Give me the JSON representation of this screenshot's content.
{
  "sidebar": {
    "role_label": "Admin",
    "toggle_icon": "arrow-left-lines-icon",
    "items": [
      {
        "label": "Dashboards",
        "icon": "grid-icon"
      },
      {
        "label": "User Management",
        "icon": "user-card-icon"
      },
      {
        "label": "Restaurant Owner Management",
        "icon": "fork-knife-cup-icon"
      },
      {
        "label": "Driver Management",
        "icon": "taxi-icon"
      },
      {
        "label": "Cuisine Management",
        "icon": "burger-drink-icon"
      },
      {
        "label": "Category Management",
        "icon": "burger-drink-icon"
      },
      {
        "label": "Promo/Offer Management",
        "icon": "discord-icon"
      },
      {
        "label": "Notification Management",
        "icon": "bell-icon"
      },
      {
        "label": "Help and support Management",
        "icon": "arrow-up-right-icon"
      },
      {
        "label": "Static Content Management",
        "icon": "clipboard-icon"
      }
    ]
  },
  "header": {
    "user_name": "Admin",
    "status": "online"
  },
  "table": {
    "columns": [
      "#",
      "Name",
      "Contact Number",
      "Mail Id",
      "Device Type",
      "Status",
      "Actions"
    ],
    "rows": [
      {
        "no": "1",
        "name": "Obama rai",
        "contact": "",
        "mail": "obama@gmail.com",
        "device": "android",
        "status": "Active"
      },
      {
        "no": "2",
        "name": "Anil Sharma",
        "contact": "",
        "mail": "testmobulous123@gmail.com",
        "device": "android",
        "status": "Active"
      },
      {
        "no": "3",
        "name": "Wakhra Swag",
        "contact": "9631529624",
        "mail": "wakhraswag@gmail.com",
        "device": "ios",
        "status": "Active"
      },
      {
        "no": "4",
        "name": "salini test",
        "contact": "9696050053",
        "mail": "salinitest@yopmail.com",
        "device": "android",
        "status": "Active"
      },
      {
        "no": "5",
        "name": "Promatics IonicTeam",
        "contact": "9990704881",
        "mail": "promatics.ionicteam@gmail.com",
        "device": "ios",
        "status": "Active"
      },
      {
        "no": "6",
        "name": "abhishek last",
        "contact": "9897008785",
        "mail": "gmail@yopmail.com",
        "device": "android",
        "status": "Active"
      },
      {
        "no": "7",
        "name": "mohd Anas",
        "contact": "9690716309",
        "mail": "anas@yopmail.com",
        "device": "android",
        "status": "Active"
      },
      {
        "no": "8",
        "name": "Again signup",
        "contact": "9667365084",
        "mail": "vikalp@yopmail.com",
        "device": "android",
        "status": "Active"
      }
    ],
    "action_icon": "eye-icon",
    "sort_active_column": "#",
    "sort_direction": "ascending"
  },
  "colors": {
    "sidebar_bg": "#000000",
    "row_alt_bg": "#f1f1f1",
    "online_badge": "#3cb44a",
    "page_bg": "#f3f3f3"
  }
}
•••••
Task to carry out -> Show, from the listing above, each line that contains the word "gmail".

Reply ->
        "mail": "obama@gmail.com",
        "mail": "testmobulous123@gmail.com",
        "mail": "wakhraswag@gmail.com",
        "mail": "promatics.ionicteam@gmail.com",
        "mail": "gmail@yopmail.com",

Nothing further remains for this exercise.